I would argue that one major reason the victim's family felt the punishment was satisfactory was a large financial settlement – and I absolutely don't buy the argument that a legally intoxicated person who gets behind the wheel of a car and kills or injures an innocent human has done so accidentally. Stallworth's intent was to flout a law designed to protect citizens from potentially horrible (and avoidable) circumstances, and he should be punished for it. In my opinion, he got off easy.
Just wanted to drop a line about Mr. (Rich) Behm. I've written in a couple times under the moniker "the crippled stoner" and it's always in jest. But as a T-12 paraplegic, I have a very clear insight of the challenges Mr. Behm will face going forward. The fact that JJones "tears up" at the mention makes me like him and possibly the whole Cowboys organization a little bit more. And I've always been a cowgirl hater. When people read stories about tragedies like the bubble collapse and the people affected, it's easy to pass on the assumption that "well, it's OK because nobody died" but it is never quite that simple. My accident didn't make any national headlines, I simply passed out in a friend's truck and he chose to try to drive after a night of heavy drinking.
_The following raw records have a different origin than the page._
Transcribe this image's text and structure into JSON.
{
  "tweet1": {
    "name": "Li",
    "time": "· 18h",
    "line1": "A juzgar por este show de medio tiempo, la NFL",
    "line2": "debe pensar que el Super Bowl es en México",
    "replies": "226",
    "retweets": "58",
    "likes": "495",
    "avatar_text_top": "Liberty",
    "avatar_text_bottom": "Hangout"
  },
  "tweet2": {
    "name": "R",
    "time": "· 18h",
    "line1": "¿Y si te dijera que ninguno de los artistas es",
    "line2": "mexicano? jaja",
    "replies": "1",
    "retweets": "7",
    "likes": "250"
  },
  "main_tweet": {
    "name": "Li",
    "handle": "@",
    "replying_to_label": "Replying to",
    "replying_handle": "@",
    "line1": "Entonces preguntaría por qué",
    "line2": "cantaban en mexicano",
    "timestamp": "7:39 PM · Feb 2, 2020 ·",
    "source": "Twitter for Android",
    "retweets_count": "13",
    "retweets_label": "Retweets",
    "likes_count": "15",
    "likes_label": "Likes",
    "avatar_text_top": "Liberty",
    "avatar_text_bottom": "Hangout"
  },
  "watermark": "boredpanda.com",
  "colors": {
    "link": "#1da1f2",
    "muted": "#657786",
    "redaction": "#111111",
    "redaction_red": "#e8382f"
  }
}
And then Stallworth goes and kills a man after drinking and driving and gets 30 days in jail and people say that's OK, he showed some remorse, and the family chose to be "bought off." But both drinking and driving, and the bubble collapse, and all the other tragedies (see: Leonard Little(notes)) are so easy for the casual reader to skim through and then forget, when sometimes it affects some people for the rest of their lives. I just wish there was a way to prevent the idiocy, especially among the rich and privileged athletes of our generation. When I read that Jerry Jones will probably take care of Mr. Behm both personally and professionally for life, it just re-enforces the fact that football is a game, and life is bigger than the game. I'm glad Mister Jones recognizes that fact, and I hope he does right by the Behm family, minus the need for any kind of lawsuit. If only I was so lucky … A huge fan of your writing, and as always for life … "the crippled stoner."
I'm a huge fan of "the crippled stoner," because he just made these points a lot more poignantly than I ever could. Thanks for your perspective, and your sense of humor.
- Chad Ochocinco
- Denzel Washington